So I was obliged to wear the Maple Leafs sweater. When I arrived on the rink, all the Maurice Richards in red, white, and blue came up, one by one, to take a look. When the referee blew his whistle I went to take my usual position. The captain came and warned me I’d be better to stay on the forward line. A few minutes later the second line was called; I jumped onto the ice. The Maple Leafs sweater weighed on my shoulders like a mountain. The captain came and told me to wait; he’d need me later, on defence. By the third period I still hadn’t played; one of the defencemen was hit in the nose with a stick and it was bleeding. I jumped on the ice; my moment had come! The referee blew his whistle; he gave me a penalty. He claimed I’d jumped on the ice when there were already five players. That was too much! It was unfair! It was persecution! It was because of my blue sweater! I struck my stick against the ice so hard it broke.
• from Roch Carrier’s “The Hockey Sweater,” The Hockey Sweater and Other Stories (1979)

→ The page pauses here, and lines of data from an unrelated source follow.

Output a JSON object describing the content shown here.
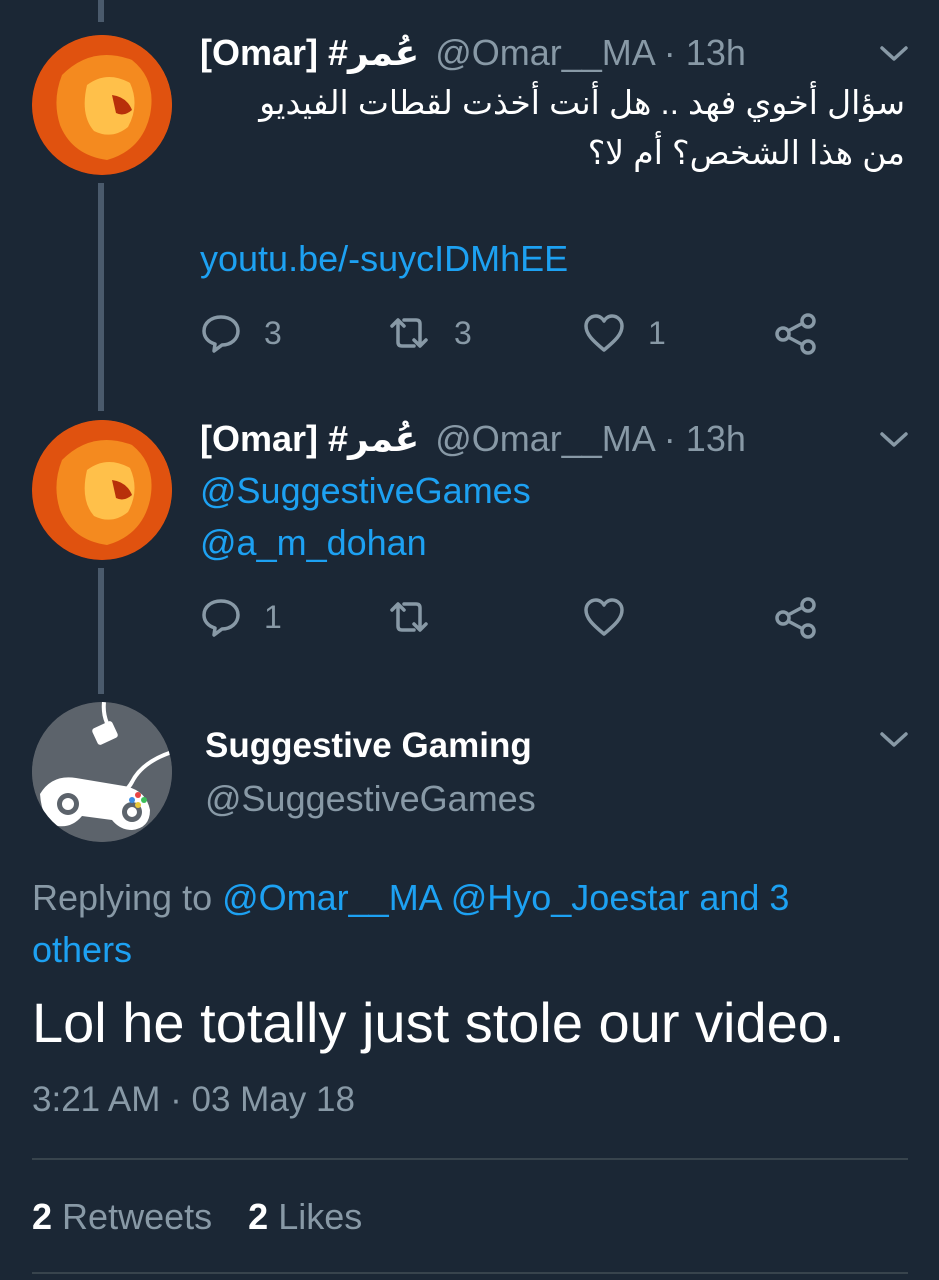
{
  "tweets": [
    {
      "display_name": "[Omar] #عُمر",
      "handle": "@Omar__MA",
      "separator": " · ",
      "time": "13h",
      "text_line1": "سؤال أخوي فهد .. هل أنت أخذت لقطات الفيديو",
      "text_line2": "من هذا الشخص؟ أم لا؟",
      "link": "youtu.be/-suycIDMhEE",
      "replies": "3",
      "retweets": "3",
      "likes": "1"
    },
    {
      "display_name": "[Omar] #عُمر",
      "handle": "@Omar__MA",
      "separator": " · ",
      "time": "13h",
      "mention1": "@SuggestiveGames",
      "mention2": "@a_m_dohan",
      "replies": "1",
      "retweets": "",
      "likes": ""
    }
  ],
  "main_tweet": {
    "display_name": "Suggestive Gaming",
    "handle": "@SuggestiveGames",
    "replying_prefix": "Replying to ",
    "replying_users": "@Omar__MA @Hyo_Joestar and 3 others",
    "text": "Lol he totally just stole our video.",
    "timestamp": "3:21 AM · 03 May 18",
    "retweet_count": "2",
    "retweet_label": "Retweets",
    "like_count": "2",
    "like_label": "Likes"
  },
  "colors": {
    "background": "#1b2735",
    "accent": "#1da1f2",
    "secondary_text": "#8899a6"
  },
  "icons": [
    "reply-icon",
    "retweet-icon",
    "like-icon",
    "share-icon",
    "chevron-down-icon"
  ]
}
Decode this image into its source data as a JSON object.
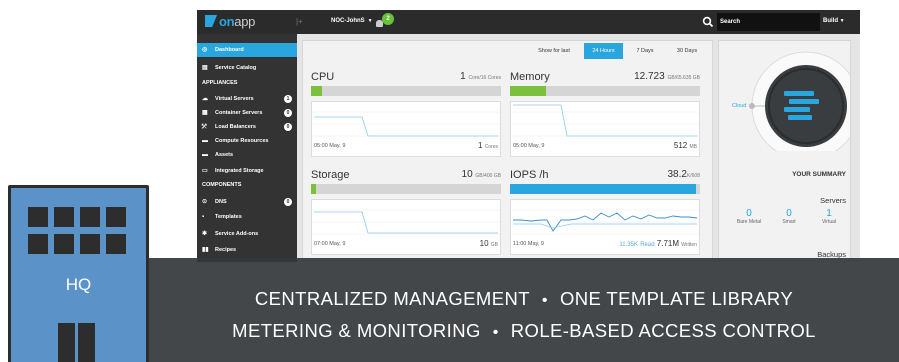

(Images: The Hockey Sweater sculpture (c. 1989) by Jean Matras, from the collection of Library and Archives Canada, was part of the Canadian Museum of History’s 2017 exhibition “Hockey in Canada: More Than Just a Game.”)